++++ RECORDS PROVIDED

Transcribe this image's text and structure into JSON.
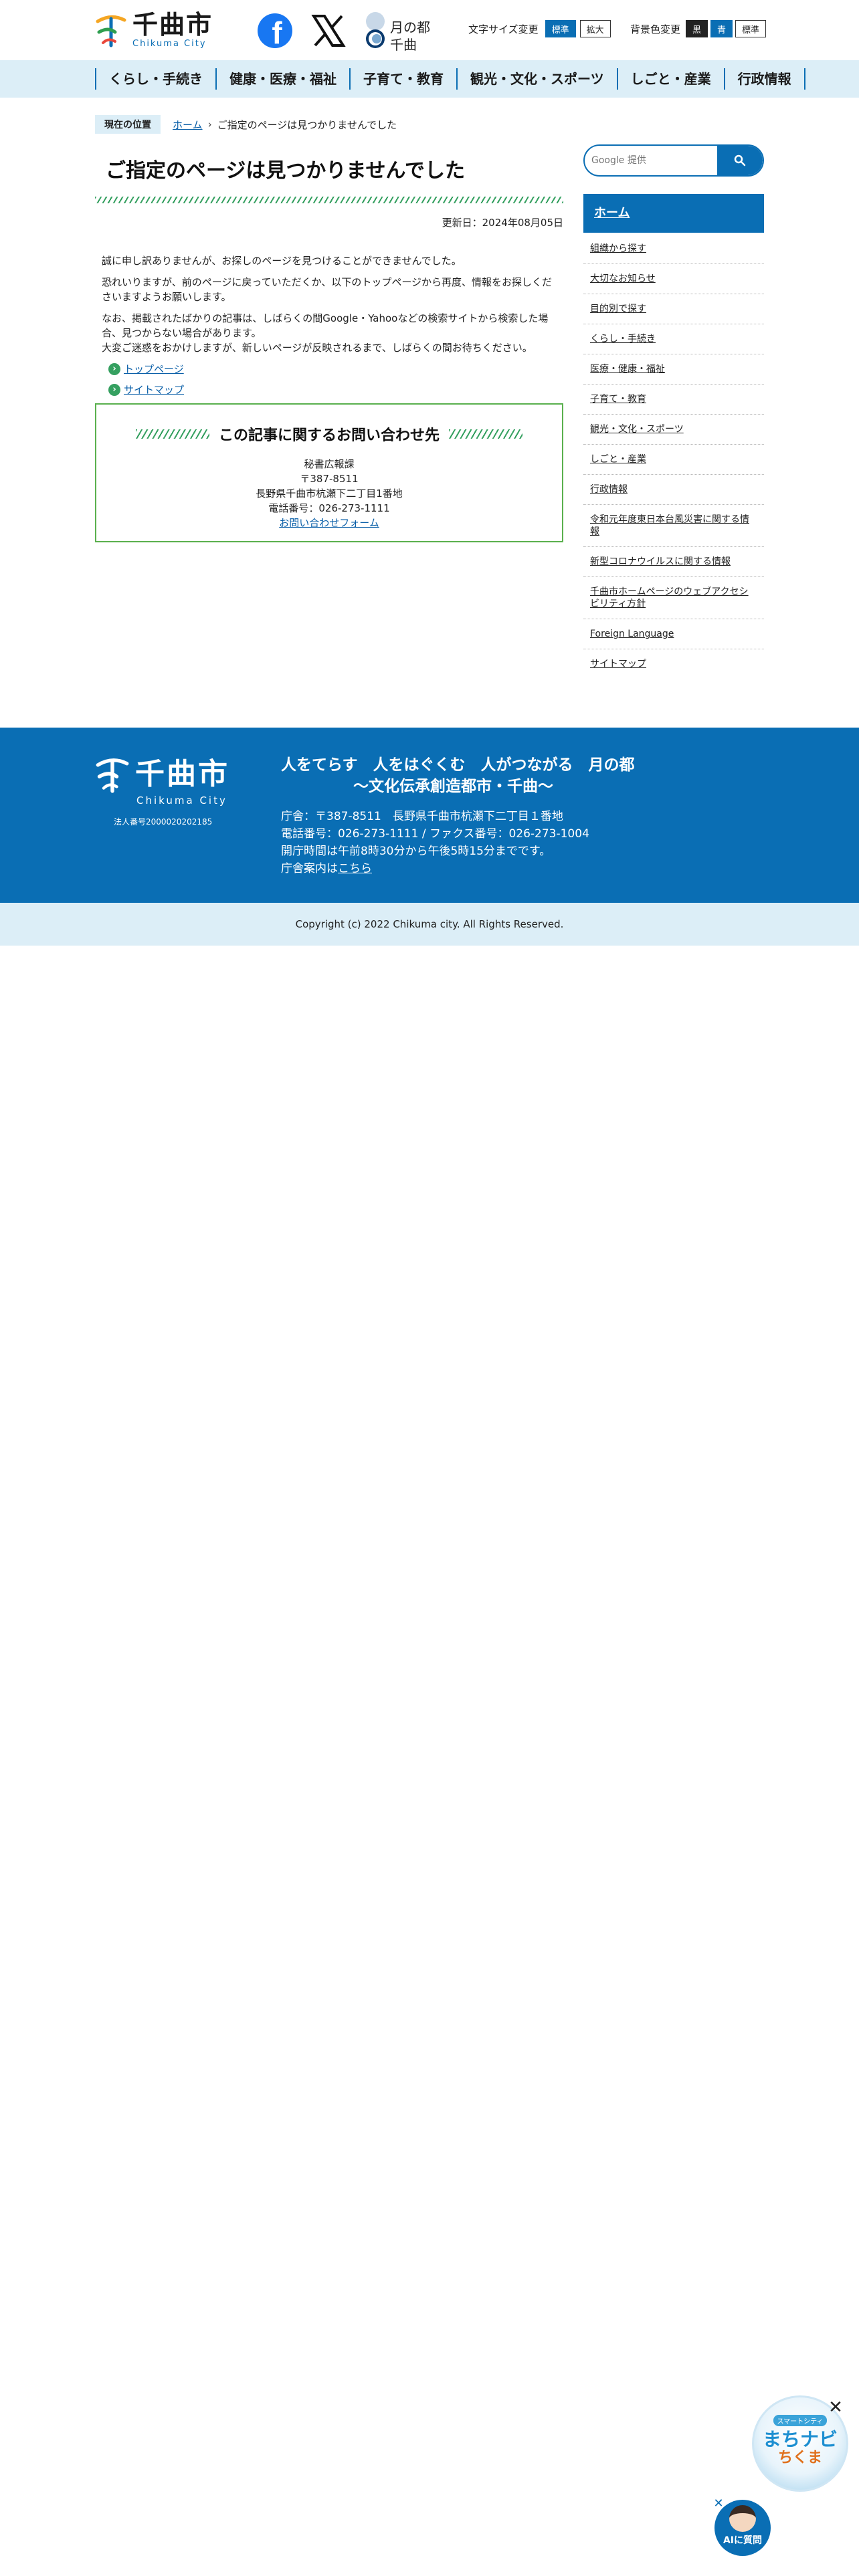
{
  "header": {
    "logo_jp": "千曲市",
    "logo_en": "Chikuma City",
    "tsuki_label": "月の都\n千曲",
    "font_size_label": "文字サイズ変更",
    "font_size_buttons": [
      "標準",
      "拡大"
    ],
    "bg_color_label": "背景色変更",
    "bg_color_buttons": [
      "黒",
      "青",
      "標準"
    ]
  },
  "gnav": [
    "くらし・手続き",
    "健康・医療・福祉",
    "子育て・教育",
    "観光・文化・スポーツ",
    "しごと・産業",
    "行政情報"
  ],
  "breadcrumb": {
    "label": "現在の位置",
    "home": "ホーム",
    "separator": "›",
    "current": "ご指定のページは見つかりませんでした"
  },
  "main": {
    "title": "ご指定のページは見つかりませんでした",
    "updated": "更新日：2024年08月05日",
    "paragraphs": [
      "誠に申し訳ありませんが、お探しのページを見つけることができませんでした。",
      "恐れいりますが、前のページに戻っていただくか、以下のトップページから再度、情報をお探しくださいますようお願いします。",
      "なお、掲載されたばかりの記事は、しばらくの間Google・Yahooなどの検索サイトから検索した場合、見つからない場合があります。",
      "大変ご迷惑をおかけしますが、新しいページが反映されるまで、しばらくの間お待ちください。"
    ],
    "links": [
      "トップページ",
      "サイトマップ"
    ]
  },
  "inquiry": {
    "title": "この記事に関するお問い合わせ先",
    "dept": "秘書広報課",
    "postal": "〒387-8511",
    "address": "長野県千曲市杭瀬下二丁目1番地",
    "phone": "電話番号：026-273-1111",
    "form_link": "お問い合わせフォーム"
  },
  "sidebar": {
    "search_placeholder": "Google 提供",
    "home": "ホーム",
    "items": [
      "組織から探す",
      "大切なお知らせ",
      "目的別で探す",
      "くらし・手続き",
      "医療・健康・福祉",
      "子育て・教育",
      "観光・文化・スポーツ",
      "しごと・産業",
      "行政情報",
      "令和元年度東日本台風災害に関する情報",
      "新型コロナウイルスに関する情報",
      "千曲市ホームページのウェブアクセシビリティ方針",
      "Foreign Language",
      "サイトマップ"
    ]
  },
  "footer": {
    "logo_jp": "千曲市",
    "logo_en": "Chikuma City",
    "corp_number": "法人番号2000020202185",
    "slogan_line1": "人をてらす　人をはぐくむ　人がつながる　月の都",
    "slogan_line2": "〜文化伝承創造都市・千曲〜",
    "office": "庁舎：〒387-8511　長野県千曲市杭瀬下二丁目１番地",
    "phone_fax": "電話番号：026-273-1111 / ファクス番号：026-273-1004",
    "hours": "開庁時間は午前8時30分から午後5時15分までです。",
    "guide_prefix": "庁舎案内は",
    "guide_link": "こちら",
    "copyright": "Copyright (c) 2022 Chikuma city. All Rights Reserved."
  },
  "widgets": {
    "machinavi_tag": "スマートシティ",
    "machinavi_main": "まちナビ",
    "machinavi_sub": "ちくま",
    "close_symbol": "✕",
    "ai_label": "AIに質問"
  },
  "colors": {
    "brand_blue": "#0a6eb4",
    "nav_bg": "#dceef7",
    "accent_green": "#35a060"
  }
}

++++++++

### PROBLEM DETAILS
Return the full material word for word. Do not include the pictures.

### ANSWER SPACE
Transcribe this image's text and structure into JSON.
{
  "header": {
    "logo_jp": "千曲市",
    "logo_en": "Chikuma City",
    "tsuki_label": "月の都\n千曲",
    "font_size_label": "文字サイズ変更",
    "font_size_buttons": [
      "標準",
      "拡大"
    ],
    "bg_color_label": "背景色変更",
    "bg_color_buttons": [
      "黒",
      "青",
      "標準"
    ]
  },
  "gnav": [
    "くらし・手続き",
    "健康・医療・福祉",
    "子育て・教育",
    "観光・文化・スポーツ",
    "しごと・産業",
    "行政情報"
  ],
  "breadcrumb": {
    "label": "現在の位置",
    "home": "ホーム",
    "separator": "›",
    "current": "ご指定のページは見つかりませんでした"
  },
  "main": {
    "title": "ご指定のページは見つかりませんでした",
    "updated": "更新日：2024年08月05日",
    "paragraphs": [
      "誠に申し訳ありませんが、お探しのページを見つけることができませんでした。",
      "恐れいりますが、前のページに戻っていただくか、以下のトップページから再度、情報をお探しくださいますようお願いします。",
      "なお、掲載されたばかりの記事は、しばらくの間Google・Yahooなどの検索サイトから検索した場合、見つからない場合があります。",
      "大変ご迷惑をおかけしますが、新しいページが反映されるまで、しばらくの間お待ちください。"
    ],
    "links": [
      "トップページ",
      "サイトマップ"
    ]
  },
  "inquiry": {
    "title": "この記事に関するお問い合わせ先",
    "dept": "秘書広報課",
    "postal": "〒387-8511",
    "address": "長野県千曲市杭瀬下二丁目1番地",
    "phone": "電話番号：026-273-1111",
    "form_link": "お問い合わせフォーム"
  },
  "sidebar": {
    "search_placeholder": "Google 提供",
    "home": "ホーム",
    "items": [
      "組織から探す",
      "大切なお知らせ",
      "目的別で探す",
      "くらし・手続き",
      "医療・健康・福祉",
      "子育て・教育",
      "観光・文化・スポーツ",
      "しごと・産業",
      "行政情報",
      "令和元年度東日本台風災害に関する情報",
      "新型コロナウイルスに関する情報",
      "千曲市ホームページのウェブアクセシビリティ方針",
      "Foreign Language",
      "サイトマップ"
    ]
  },
  "footer": {
    "logo_jp": "千曲市",
    "logo_en": "Chikuma City",
    "corp_number": "法人番号2000020202185",
    "slogan_line1": "人をてらす　人をはぐくむ　人がつながる　月の都",
    "slogan_line2": "〜文化伝承創造都市・千曲〜",
    "office": "庁舎：〒387-8511　長野県千曲市杭瀬下二丁目１番地",
    "phone_fax": "電話番号：026-273-1111 / ファクス番号：026-273-1004",
    "hours": "開庁時間は午前8時30分から午後5時15分までです。",
    "guide_prefix": "庁舎案内は",
    "guide_link": "こちら",
    "copyright": "Copyright (c) 2022 Chikuma city. All Rights Reserved."
  },
  "widgets": {
    "machinavi_tag": "スマートシティ",
    "machinavi_main": "まちナビ",
    "machinavi_sub": "ちくま",
    "close_symbol": "✕",
    "ai_label": "AIに質問"
  },
  "colors": {
    "brand_blue": "#0a6eb4",
    "nav_bg": "#dceef7",
    "accent_green": "#35a060"
  }
}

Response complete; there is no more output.